Edmond A. Tiryak:

–Well, Your Honor, it was an alternative ground.

Our feeling is that the primary ground on restraints that the Court of Appeals used was the correct one, the necessity standard, or they talk about essential, but we think a necessity–

But returning to my question, just to make sure that I understand your position, if we remand the case, for example, suppose we just remand it because there has been no jury trial, would you urge the three instructions on the District Court that have been suggested by the Court of Appeals?

Edmond A. Tiryak:

–Well, I’m not sure that I would… I think that this is what we have been bound by the opinion, so I’m not sure it would make much difference what we–

In other words, you would approve of the use of the language compelling need and least restrictive means?

Edmond A. Tiryak:

–I’m sorry.

I realize I’m being confusing to you, Your Honor.

I apologize for doing so.

Let me try to–

What I’m trying to get at is what your standards would be.

This is a difficult question in the case for me.

Edmond A. Tiryak:

–We don’t feel as though the least intrusive standard is a standard that is necessary to be used to decide this case.

To the extent that the Court of Appeals has used that standard, we don’t feel it’s necessary.

We accept the fact that–

You don’t think that’s necessary.

Edmond A. Tiryak:

–Yes.

It’s unnecessary to decide the case, to get to those issues.

And we haven’t urged them in our brief.

But do you think the Constitution requires that standard?

Edmond A. Tiryak:

In the abstract… if you say something is the least restrictive alternative that is necessary to resolve the need… for example, restraints… to say that there are lesser restrictive standards that are available is another way of saying that the restraints would be necessary.

So if you look at least restrictive alternative in the appropriate way, we believe that it comes out to mean necessary.

The problem is that least restrictive alternative is a standard that can be looked at and has been looked at by courts in a variety of different ways and is susceptible to a variety of different interpretations.
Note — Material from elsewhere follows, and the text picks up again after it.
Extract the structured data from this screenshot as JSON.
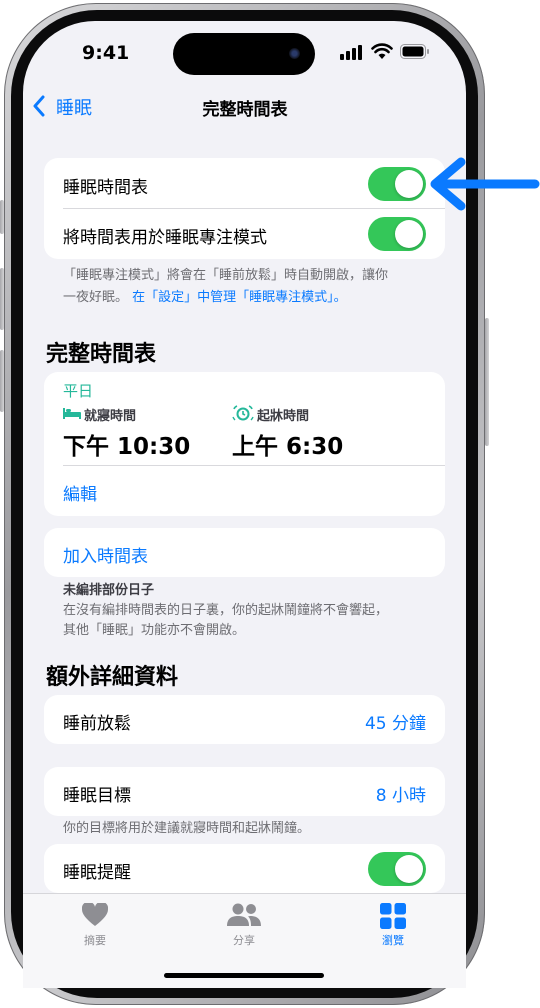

That’s the problem we have with the standard, and that’s the reason we’ve just retreated, shall we say, into the necessary standard because of that’s appropriate.

Well I thought you said some time ago in your argument that your approach in the trial court or your submission that you took the least restrictive alternative approach.

Edmond A. Tiryak:

Yes, we did.

We asked the Court of Appeals in our treatment claims to find there was a least restrictive alternative, and we lost the Court of Appeals–

And then you say you retreat from them and you take the necessity standard, is that it?

It seems to me like you’ve… I’m not sure I quite understand with respect to what did you tell Justice Powell that the least restrictive, least intrusive approach was not constitutionally required, or at least you weren’t pressing it?

With respect to what?

Edmond A. Tiryak:

–The problem is that the Court of Appeals used least restrictive in three different situations, okay.

The first, in a treatment claim, is dicta as far as we’re concerned because those claims… the situation in which the Court of Appeals said you can use the least restrictive alternative, like involuntary sterilizations, are situations that have nothing to do with this case.

In the general right to treatment the Court of Appeals said there is no right to least restrictive alternative.

They said that using a least restrictive alternative approach in day to day treatment decisions would be a mess because they… so we lost there.

Yes.

Edmond A. Tiryak:

Okay.

So on that part of it we accept the Court of Appeals decision, and we’ll take their standard on that.

Now, the Court of Appeals also as an alternate holding on the shackling claim used least restrictive alternative after their primary holding, which is shackles, custodial shackles, would be necessary… would be illegal if they weren’t necessary.

Now, in that situation with restraints we like the necessary standard.

We think it’s a clarification in a sense of the least restrictive alternative standard.

It’s sort of a mess, I agree.

You’re quite right.

Warren E. Burger:

Thank you, gentlemen.

The case is submitted.